What kinds of activities were you able to initiate during the preparatory phase and first months for the "Else Kröner Center for Advanced Medical & Medical Humanitarian Studies Würzburg – Mwanza/Tanzania"?

A lot of administrative things were taken care of during the preparatory phase, for instance hiring personnel, concluding a cooperation agreement and obtaining an ethics vote.
Calls for applications for the first two positions for doctoral candidates within the framework of the Else Kröner Center for Advanced Medical & Medical Humanitarian Studies Würzburg – Mwanza, Tanzania were already able to be posted and staffed last year. We are currently working on putting the research projects for the two physicians from Mwanza into concrete terms so that they can commence work on their doctoral theses as soon as possible, both of which are being supervised by professors from Mwanza and Würzburg.
In terms of exchanging medical specialists, we have come to an agreement on the specific need at the university hospital in Mwanza, the Bugando Medical Center, with the physicians there and put together corresponding “doctor tandems” who want to learn from each other in the course of visits at the respective homeland hospital.

What types of specific actions have you taken in the battle against schistosomiasis? What are you planning for this year?

For the joint battle against schistosomiasis, a worm infection extremely widespread in the region around Lake Victoria, staff have been working on-site since the summer of 2020 on the preparations for conducting the baseline survey planned for the spring of 2021. Among other factors, the survey is intended to poll knowledge about the disease and to what degree local health centers are equipped. Working together with the Tanzanian national control program and local authorities, a treatment is supposed to be offered that goes beyond the usual schoolchildren until now to include all other endangered groups of people as well. To be able to get this endeavor on its feet and provide it with a sustainable perspective, training courses are supposed to be offered at the local health centers in which the diagnosis, treatment and prevention of schistosomiasis are taught along with basic laboratory methods for diagnosing neglected tropical diseases (NTDs) such as schistosomiasis.
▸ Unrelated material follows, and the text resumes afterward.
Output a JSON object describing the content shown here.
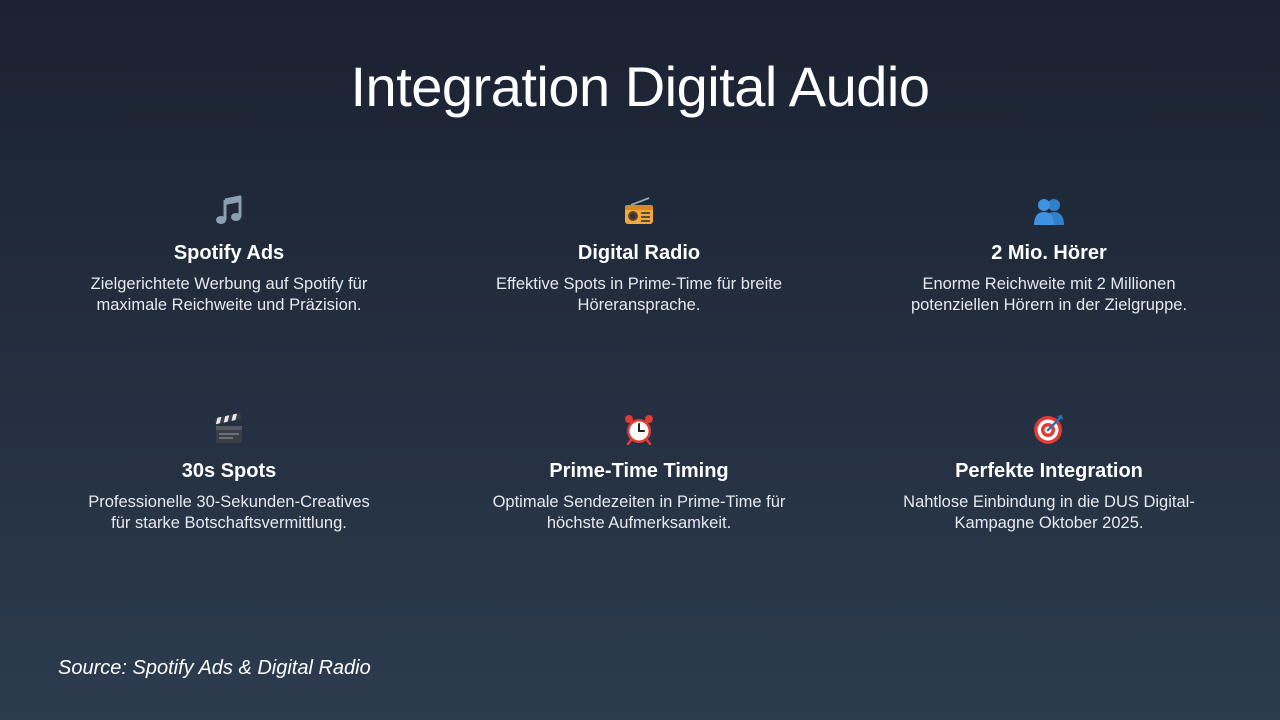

With the help of schooled personnel and building on the momentarily ongoing prevalence and morbidity studies regarding schistosomiasis together with the baseline survey scheduled for the spring, the intention is to raise the population’s awareness of this infectious disease and advise people accordingly.

What other objectives do you have for 2021?

We plan to do a great deal in the current year. The preparations for the exchange program involving medical students and physicians training to become specialists are already up and running with an eye to the summer and fall of this year. To the extent that the situation in both countries permits them, we want to make the several-week-long stays at partner universities and hospitals possible as planned. This would be commensurate with the exchange of 5 Tanzanian and 5 German students, as well as two “doctor tandems” from different specialized fields.
Yet another point on the agenda is posed by the bilateral Master’s program we want to establish together with the colleagues from Mwanza. The goal here is to bring together the levels of expertise in infectiology, epidemiology and clinical biometry from both locations and offer this expert knowledge and experience in a Master’s program open to students from both universities. The various modules are supposed to be taught by the respective experts at the partner universities and hospitals.
Last but not least, we hope to be able to finally inaugurate the Else Kröner Center officially too towards the end of the year within the course of the CUHAS Scientific Conference scheduled for November 2021 in Mwanza.